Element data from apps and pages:
------

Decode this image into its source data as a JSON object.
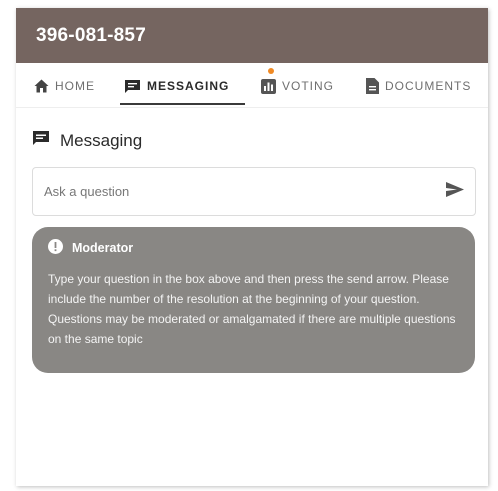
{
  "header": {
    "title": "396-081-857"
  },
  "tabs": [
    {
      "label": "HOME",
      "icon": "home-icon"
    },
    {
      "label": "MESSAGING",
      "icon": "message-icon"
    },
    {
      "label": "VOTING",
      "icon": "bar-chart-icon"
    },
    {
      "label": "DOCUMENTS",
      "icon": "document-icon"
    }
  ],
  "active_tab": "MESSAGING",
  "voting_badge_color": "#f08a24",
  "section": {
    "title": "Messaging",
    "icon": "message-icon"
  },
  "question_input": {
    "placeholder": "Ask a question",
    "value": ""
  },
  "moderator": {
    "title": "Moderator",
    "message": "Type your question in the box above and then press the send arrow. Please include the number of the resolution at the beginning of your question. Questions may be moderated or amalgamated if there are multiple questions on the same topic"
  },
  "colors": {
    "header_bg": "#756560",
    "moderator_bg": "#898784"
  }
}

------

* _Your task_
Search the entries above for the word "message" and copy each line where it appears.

* _Your solution_
      "icon": "message-icon"
    "icon": "message-icon"
    "message": "Type your question in the box above and then press the send arrow. Please include the number of the resolution at the beginning of your question. Questions may be moderated or amalgamated if there are multiple questions on the same topic"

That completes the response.